App and web page records:

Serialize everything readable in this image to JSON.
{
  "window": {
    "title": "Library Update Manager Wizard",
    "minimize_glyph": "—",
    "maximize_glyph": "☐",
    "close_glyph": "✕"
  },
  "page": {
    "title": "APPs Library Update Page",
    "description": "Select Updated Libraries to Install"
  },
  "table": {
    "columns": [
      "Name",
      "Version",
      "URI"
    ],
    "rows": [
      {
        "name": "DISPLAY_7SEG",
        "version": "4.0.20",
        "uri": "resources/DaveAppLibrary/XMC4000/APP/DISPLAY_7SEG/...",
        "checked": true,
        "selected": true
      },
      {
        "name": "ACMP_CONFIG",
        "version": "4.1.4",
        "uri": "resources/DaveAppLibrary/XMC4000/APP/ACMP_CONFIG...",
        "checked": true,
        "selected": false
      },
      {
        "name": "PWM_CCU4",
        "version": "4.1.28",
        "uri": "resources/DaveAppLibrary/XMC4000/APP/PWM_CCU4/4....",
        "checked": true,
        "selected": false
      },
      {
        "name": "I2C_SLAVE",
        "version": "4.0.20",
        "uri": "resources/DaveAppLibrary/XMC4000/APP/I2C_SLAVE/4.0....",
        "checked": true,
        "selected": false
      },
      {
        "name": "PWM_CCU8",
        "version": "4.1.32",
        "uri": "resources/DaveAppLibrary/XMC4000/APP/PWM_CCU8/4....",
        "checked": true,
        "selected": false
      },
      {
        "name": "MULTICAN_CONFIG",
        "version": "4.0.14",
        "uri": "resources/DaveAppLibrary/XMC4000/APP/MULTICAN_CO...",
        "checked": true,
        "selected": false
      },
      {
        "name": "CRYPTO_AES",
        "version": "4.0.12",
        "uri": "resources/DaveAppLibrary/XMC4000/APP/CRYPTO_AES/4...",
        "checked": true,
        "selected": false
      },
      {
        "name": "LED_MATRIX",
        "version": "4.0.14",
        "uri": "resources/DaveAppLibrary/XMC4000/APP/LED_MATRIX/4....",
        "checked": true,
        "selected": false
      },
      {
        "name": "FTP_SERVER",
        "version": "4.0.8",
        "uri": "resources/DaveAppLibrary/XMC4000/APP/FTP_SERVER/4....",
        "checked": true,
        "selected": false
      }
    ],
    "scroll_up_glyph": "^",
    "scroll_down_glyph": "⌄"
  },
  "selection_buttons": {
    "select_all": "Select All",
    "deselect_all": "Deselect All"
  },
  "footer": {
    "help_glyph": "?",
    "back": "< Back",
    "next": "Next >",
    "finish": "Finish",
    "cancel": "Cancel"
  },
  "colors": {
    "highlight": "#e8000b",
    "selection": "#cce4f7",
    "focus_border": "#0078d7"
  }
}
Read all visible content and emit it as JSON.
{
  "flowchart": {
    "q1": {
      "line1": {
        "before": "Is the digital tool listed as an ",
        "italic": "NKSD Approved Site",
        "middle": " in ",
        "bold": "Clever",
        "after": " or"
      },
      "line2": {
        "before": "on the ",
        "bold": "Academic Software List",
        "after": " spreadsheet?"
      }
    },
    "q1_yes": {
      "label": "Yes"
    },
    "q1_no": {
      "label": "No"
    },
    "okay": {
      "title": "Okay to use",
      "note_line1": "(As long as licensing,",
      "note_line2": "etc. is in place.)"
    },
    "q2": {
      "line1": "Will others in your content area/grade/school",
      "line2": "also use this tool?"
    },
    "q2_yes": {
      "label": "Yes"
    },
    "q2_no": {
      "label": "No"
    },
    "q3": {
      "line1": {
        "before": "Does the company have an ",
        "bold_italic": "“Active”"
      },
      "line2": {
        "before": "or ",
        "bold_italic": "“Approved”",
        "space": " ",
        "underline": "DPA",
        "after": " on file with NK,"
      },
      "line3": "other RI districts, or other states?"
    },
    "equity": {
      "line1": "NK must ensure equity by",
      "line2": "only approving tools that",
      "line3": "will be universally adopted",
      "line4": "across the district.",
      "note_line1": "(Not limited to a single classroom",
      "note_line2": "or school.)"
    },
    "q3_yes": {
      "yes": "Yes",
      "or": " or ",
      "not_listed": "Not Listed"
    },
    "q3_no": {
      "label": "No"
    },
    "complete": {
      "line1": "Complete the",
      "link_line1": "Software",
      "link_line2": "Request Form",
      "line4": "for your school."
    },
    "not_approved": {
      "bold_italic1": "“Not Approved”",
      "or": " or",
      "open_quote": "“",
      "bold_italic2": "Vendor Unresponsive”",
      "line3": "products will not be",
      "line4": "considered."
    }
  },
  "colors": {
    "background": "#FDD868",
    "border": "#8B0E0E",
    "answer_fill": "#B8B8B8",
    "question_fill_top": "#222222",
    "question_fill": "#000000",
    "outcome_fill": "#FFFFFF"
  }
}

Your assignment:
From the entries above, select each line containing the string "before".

Task result:
        "before": "Is the digital tool listed as an ",
        "before": "on the ",
        "before": "Does the company have an ",
        "before": "or ",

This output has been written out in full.